IIt has been reported that individuals with impairments are unwilling towards their transition to university, face serious challenges during their university attendance or quit their studies without developing the necessary skills to cover future working requirements.
In Africa, more specifically, on one hand, higher education has failed modernisation, and on the other hand, individuals with impairments are numerous and have limited access to appropriately designed university programmes. Thus:
A. In Africa, 3.3% people from 15 to 59 years old have a severe disability, while 19.1% experience a moderate or a severe disability [WHO, 2011]. In Morocco, Algeria and Tunisia there more than 1 million persons (per country) with sensory disabilities, mobility impairments from musculoskeletal diseases and unintentional (road traffic accidents, falls, etc.) and intentional injuries (self-inflicted injuries, violence, and war) [WHO, 2009].
B. Though in Africa there are more than 1600 higher education institutes, tertiary education has not been prioritised for decades and the lack of development actions has led to the shortage of skilful human resources and the absence of connection between studies and labour market demands [UNESCO, 2017]. Access to higher education for the general population is at about 5%, just one-fifth of the global average of about 25% [GPE, 2015]. Equally discouraging is the scant participation of individuals with impairments in higher education. Concerning Partner Countries, the data collected from the participant institutions indicate a percentage of 0.02-0.03% (students with impairments in the general student population based on the number of enrolments every

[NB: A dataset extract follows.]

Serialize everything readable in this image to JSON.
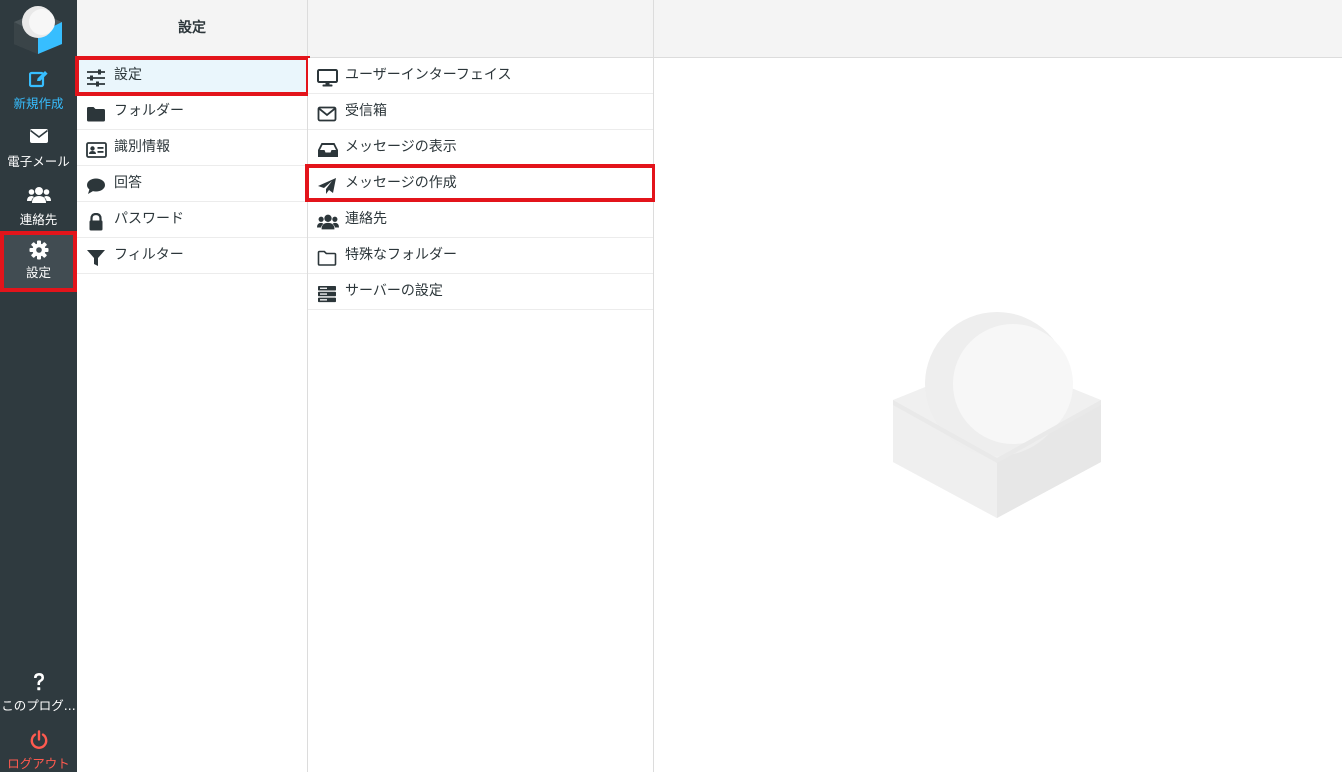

academic year) for Algeria and Tunisia, and 0.01-0.08% for Morocco. From those few enrolled, only the 50%, approximately, graduates.
Similarly, WHO [WHO, 2011] reported that in Africa the participation of children and adolescents in school programmes is limited, while the lack of access to education and training entails exclusion from labour market.
Employment rates in Individuals with impairments combined with increase in state disability costs constitute a significant policy issue [United Nations, 2011]. The economic losses emerge both from direct (social assistance benefits in cash, support services, environmental adaptations, etc.) and indirect (loss of productivity and taxes from individuals with disabilities) costs. Thus, exclusion of students with impairments is a problem not only of the educational sector but also of the economic one.
In this project, we aim to the development of inclusive and accessible distance education programmes as a solution to education and unemployment dead ends for Individuals with impairments in Partner Countries. Accessible distance education programs will provide new opportunities for Individuals with impairments since they may have the ability to participate in education from a physical geographical distance, and attend lifelong learning, and vocational education and training programs with the flexibility that distance education offers.
Moreover, inclusive approaches have been found to be cost-effective. Though short-term costs may arise (adapting the educational material, training the staff, acquiring equipment), the long-term benefits (i.e., economically active citizens) outweigh them [GSDRC-Helpdesk Research Report, 2012]. Hence, a wide horizon of education and training opportunities for continuity and success in academic course, new and/or job-specific skills acquisition, emerges as a key element towards modernization of higher education in Morocco, Algeria and Tunisia.
Accessible inclusive distance education is a multi-axis project and, consequently, it addresses multiple thematic national priorities and an amalgam of regional priorities resulting in diversification within the region in terms of the objectives – specific and overall, activities, and target groups (cross-cutting priority).
The project InSIDE addresses:
• The introduction of new technologies in higher education. The project presents high relevance to the modernisation of higher education systems since it requires:
a) the equipment of partner institutions with an extended series of (assistive) technology,
b) the update of educational approaches with the establishment of a whole new model (accessible Distance Education),
c) the training for acquisition of new digital and educational skills for administrative and teaching staff, and the learners with and without impairments resulting in the mobilisation of all these stakeholders.
- The equity, access to and democratisation of higher education. The project presents high relevance to the inclusion of disadvantage groups of people since it aims at including individuals with impairments in higher education through the provision of accessibility services by the relative offices, and accessible and inclusive distance education programmes.
- The development of school and vocational education at post-secondary non-tertiary education level, since the project entails in-service training of teachers and reformation
- of their profession within their engagement in a significantly differentiated model of education.
- The internationalisation of higher education institutions through the development of international relations capacities, since with the establishment of accessible and inclusive distance education programmes, a wide horizon of international and intercultural participations both for teachers and students opens.
- The university services, since it requires the establishment of accessibility offices that will ensure accessibility services and guidance for all the students with impairments during distance education programmes and beyond these.